NASHVILLE, Tenn. (AP) — Gov. Bill Lee's administration announced Friday that long-term care facilities will soon be required to test all of their residents and staff for COVID-19 after initially just urging nursing homes to do so.
According to Lee's office, the Healthcare Facilities Board unanimously approved new rules from the Department of Health that require testing of all long-term care facilities to be completed by June 30.
After June, nursing homes must conduct testing on staff at least once a week. Staff members will be exempted if they have a positive FDA-approved COVID-19 antibody test.
Earlier this month, Lee requested that all of the state's approximately 700 nursing homes conduct coronavirus testing by May 31. By Friday, 60% of those facilities had done so, while another 20% were awaiting various tools to complete the testing. Those materials — such as tests and protective equipment — were expected to be delivered within a week.
The remaining 20% require staffing assistance, which Lee's office says will be provided by the National Guard.
"To date, nearly 40 percent of all COVID-19-related deaths in Tennessee have been long-term care residents," states a report compiled by Lee's office detailing the nursing home testing.
As of Friday, there have been a total of 22,085 confirmed cases and 360 deaths in the state related to the virus.
Facilities that fail to follow the new rules could have their license revoked or suspended, or be fined.
In other virus news, Tennessee officials said they have finalized plans to set up an alternate care site for COVID-19 at Metro Nashville General Hospital.
In a statement Friday, Gov. Bill Lee's office said the site will be a "hospital within a hospital model," designed to activate and deactivate quickly if needed.
State Health Commissioner Lisa Piercey said she hopes the facility won't need to be activated, but it will remain on standby.

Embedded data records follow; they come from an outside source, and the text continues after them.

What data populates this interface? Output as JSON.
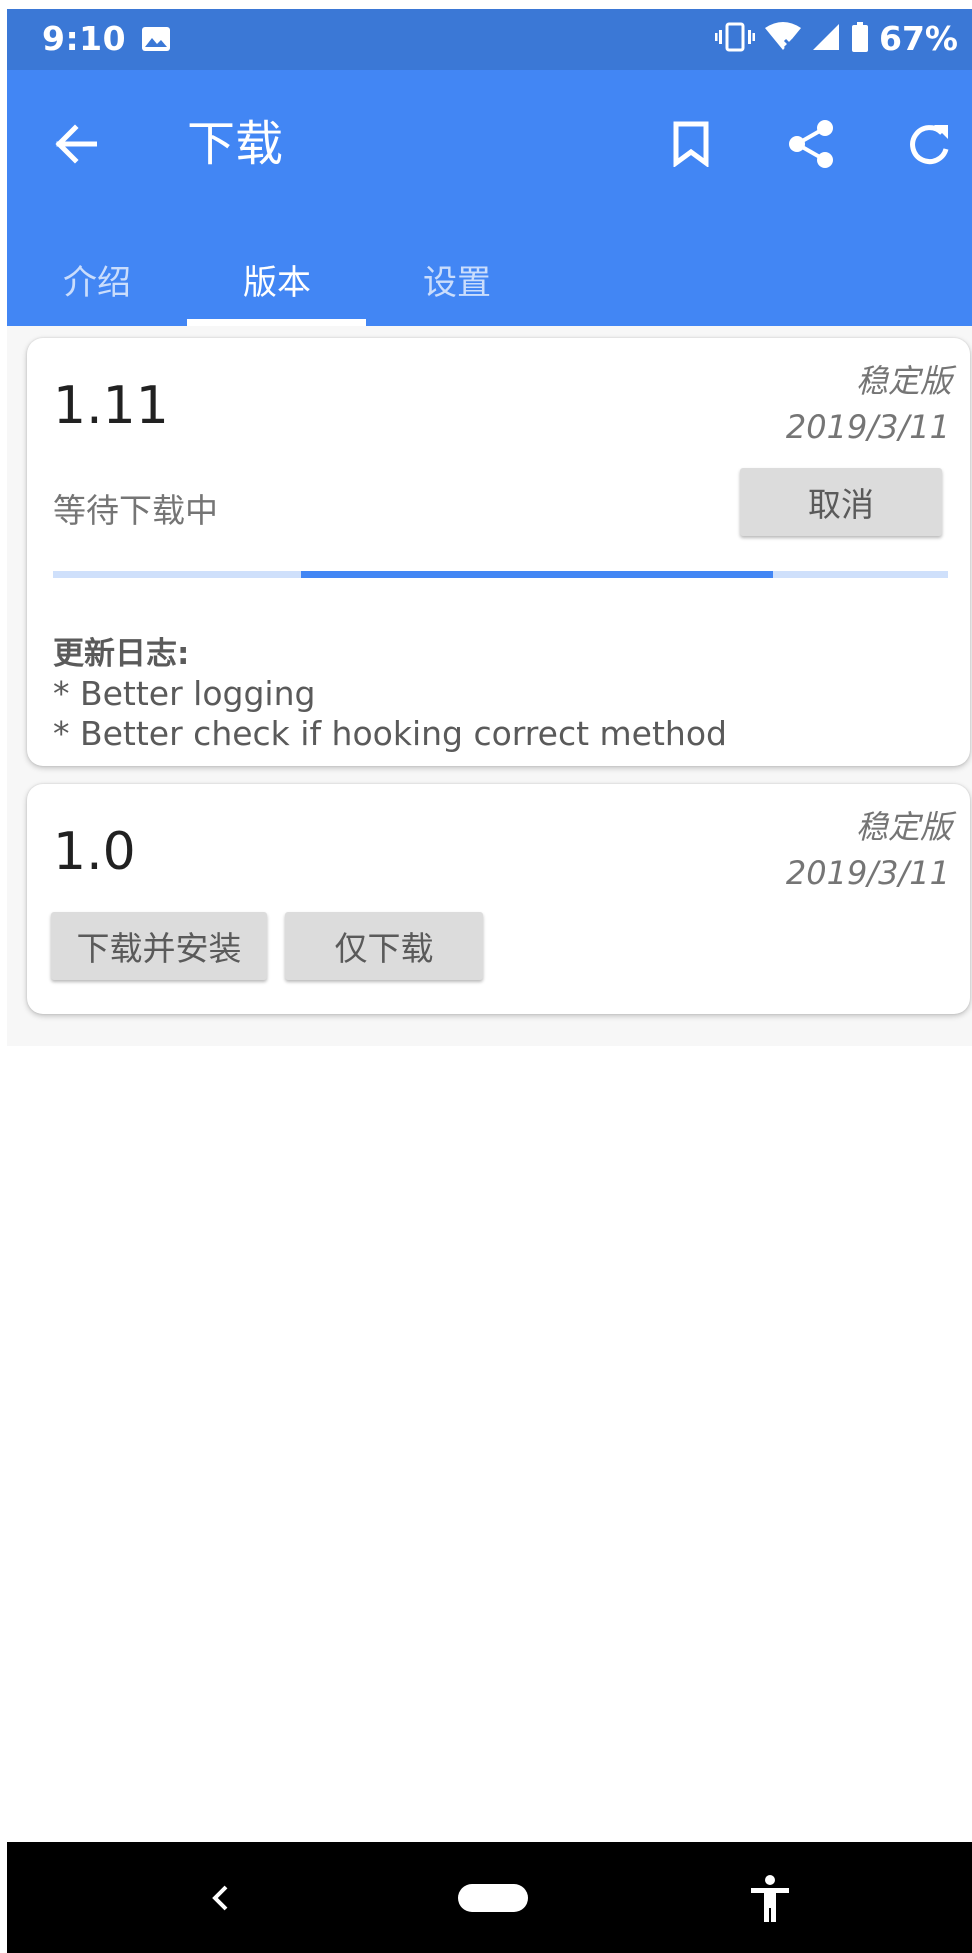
{
  "status_bar": {
    "time": "9:10",
    "battery": "67%",
    "icons": [
      "image-icon",
      "vibrate-icon",
      "wifi-icon",
      "signal-icon",
      "battery-icon"
    ]
  },
  "app_bar": {
    "title": "下载",
    "actions": [
      "bookmark-icon",
      "share-icon",
      "refresh-icon"
    ],
    "color": "#4286f4"
  },
  "tabs": [
    {
      "label": "介绍",
      "active": false
    },
    {
      "label": "版本",
      "active": true
    },
    {
      "label": "设置",
      "active": false
    }
  ],
  "versions": [
    {
      "version": "1.11",
      "channel": "稳定版",
      "date": "2019/3/11",
      "status": "等待下载中",
      "cancel_label": "取消",
      "progress": {
        "indeterminate": true
      },
      "changelog_title": "更新日志:",
      "changelog": [
        "* Better logging",
        "* Better check if hooking correct method"
      ]
    },
    {
      "version": "1.0",
      "channel": "稳定版",
      "date": "2019/3/11",
      "install_label": "下载并安装",
      "download_only_label": "仅下载"
    }
  ],
  "nav_bar": {
    "icons": [
      "back-icon",
      "home-pill",
      "accessibility-icon"
    ]
  }
}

The site includes two hospital floors, totaling almost 26,300 square feet (2,443 square meters) and provides 67 extra individual bed spaces to treat COVID-19 patients if the region begins to exceed existing hospital capacity.